More than 3,000 healthcare workers have died from the coronavirus globally and governments must be held responsible for their deaths, rights group Amnesty International said today.
Russia, the United Kingdom and the United States topped the list of countries with the most healthcare worker deaths, the report “Global: Health workers silenced, exposed and attacked,” said.
Out of 79 countries examined, Amnesty found that:
- In Russia, 545 healthcare workers had died from Covid-19.
- The UK saw 540 deaths -- including 262 social workers.
- The US has 507 health worker deaths.
“Countries yet to see the worst of the pandemic must not repeat the mistakes of governments whose failure to protect workers’ rights has had devastating consequences,” said Sanhita Ambast, Amnesty International’s Researcher and Advisor on Economic, Social and Cultural Rights.
Threatened for speaking out: The report said that healthcare and essential workers have faced retaliation from authorities after being threatened with arrest, violence, a lack of personal protective equipment (PPE) and in some cases not being paid for their job.
Two female Russian doctors are facing retaliation after complaining about a lack of PPE, with one being charged under Russia’s fake news laws and being fined up to $1,443, and the second facing disciplinary proceedings that could result in her dismissal, Amnesty found.
“Health workers on the frontline are the first to know if government policy is not working, and authorities who silence them cannot seriously claim to be prioritizing public health,” Ambast added.

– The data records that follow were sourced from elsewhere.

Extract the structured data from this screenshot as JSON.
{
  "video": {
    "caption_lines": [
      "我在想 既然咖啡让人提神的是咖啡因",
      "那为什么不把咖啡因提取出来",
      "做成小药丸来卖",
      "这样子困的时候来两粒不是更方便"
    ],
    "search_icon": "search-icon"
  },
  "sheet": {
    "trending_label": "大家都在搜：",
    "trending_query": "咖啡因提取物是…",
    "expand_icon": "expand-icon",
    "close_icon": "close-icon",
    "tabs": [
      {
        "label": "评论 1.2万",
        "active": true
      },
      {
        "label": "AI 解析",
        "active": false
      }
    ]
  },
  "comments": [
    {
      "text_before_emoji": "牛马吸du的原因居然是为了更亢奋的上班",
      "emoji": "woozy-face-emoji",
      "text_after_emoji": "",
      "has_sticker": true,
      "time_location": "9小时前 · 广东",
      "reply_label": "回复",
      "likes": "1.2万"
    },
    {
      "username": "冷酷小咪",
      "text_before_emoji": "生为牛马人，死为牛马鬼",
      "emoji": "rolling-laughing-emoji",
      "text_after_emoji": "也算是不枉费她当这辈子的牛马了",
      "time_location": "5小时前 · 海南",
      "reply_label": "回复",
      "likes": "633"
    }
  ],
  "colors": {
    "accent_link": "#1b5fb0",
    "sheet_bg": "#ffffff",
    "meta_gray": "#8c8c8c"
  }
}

Choosing "between death and jail": An unidentified Egyptian doctor told Amnesty that doctors who speak out against their conditions were faced with threats to their life and interrogations by the National Security Agency and penalties.
“Many (doctors) are preferring to pay for their own personal equipment to avoid this exhausting back and forth. (The authorities) are forcing doctors to choose between death and jail,” the unidentified Egyptian doctor told Amnesty.
Amnesty said the 3,000 deaths is likely to be underestimated due to under-reporting and differences in how countries count and collect data.